The issue of continuous versus discontinuous cognitive development was evaluated in terms of the nonlinear dynamics of human cerebral maturation. Convergent evidence from studies of the development of cerebral architecture, the development of EEG relative power, and the development of EEG coherence demonstrate oscillations and equilibrium processes that underlay cerebral maturation. Life‐span development was shown to be a “wave” process with spectral characteristics determined by anatomy. The fr...
Cited By4
Newest
Published on Jan 1, 2017 in HICSS (Hawaii International Conference on System Sciences)
Noel Enyedy17
Estimated H-index: 17
(UCLA: University of California, Los Angeles),
Joshua A. Danish9
Estimated H-index: 9
(IU: Indiana University)
+ 4 AuthorsRandy Illum1
Estimated H-index: 1
(UCLA: University of California, Los Angeles)
Mariann M. Manno5
Estimated H-index: 5
,
Allison Rook2
Estimated H-index: 2
+ 3 AuthorsMichael P. Hirsh10
Estimated H-index: 10
BACKGROUND: : To assess the effectiveness of a mobile injury prevention vehicle (mobile safety street [MSS]) with a hands-on curriculum on instruction and retention of safety knowledge compared with traditional classroom safety curriculum among grade 5 elementary school children. METHODS: : Grade 5 students (n = 1,692) were asked to participate in the study as either the intervention group (MSS experience) or the comparison group (traditional classroom safety curriculum). Each student in the int...
Published on Jul 23, 2008in Journal of Science Teacher Education
Edmund A. Marek16
Estimated H-index: 16
(OU: University of Oklahoma),
Steven J. Maier2
Estimated H-index: 2
(Northwestern Oklahoma State University),
Florence McCann2
Estimated H-index: 2
(OU: University of Oklahoma)
An 18-item, multiple choice, 2-tiered instrument designed to measure understanding of the learning cycle (ULC) was developed and field-tested from the learning cycle test (LCT) of Odom and Settlage (Journal of Science Teacher Education, 7, 123–142, 1996). All question sets of the LCT were modified to some degree and 5 new sets were added, resulting in the ULC. The ULC measures (a) understandings and misunderstandings of the learning cycle, (b) the learning cycle’s association with Piaget’s (Biol...
Published on Apr 1, 2008in Journal of Elementary Science Education
Edmund A. Marek16
Estimated H-index: 16
(OU: University of Oklahoma)
The learning cycle is a way to structure inquiry in school science and occurs in several sequential phases.
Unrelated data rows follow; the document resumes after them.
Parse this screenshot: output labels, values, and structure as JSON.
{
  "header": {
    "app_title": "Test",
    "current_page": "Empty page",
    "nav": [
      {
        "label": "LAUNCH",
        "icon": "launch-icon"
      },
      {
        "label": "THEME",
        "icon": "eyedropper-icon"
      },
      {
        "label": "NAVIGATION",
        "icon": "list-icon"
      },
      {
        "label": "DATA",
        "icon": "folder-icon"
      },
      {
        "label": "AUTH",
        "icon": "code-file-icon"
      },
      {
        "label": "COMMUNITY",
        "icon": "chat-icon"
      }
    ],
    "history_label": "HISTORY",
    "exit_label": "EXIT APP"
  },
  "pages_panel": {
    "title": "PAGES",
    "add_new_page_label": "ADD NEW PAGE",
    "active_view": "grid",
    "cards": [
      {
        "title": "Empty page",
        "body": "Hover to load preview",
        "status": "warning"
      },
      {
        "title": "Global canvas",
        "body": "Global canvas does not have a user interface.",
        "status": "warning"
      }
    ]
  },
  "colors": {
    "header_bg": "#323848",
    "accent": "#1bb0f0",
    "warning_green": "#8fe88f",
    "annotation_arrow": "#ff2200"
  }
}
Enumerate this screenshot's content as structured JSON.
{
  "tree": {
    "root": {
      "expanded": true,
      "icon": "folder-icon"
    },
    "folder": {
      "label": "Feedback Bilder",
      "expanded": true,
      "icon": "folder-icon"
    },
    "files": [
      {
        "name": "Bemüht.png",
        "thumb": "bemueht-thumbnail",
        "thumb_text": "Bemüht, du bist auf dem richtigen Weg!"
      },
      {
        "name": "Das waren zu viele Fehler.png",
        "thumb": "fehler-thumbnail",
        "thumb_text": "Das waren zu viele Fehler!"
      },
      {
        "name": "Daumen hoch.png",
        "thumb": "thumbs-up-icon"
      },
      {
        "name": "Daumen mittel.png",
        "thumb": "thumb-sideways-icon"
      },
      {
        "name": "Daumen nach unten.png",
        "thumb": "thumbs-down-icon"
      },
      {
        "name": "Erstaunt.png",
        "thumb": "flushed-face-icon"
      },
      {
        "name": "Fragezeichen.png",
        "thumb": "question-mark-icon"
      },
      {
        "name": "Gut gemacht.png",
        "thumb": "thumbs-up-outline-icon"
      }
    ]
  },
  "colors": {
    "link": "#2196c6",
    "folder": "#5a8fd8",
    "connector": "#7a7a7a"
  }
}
A learning cycle moves children through a scientific investigation by having them first explore materials, then construct a concept, and finally apply or extend the concept to other situations. Why the learning cycle? Because it is a theory-based design for inquiry that works when implemented well.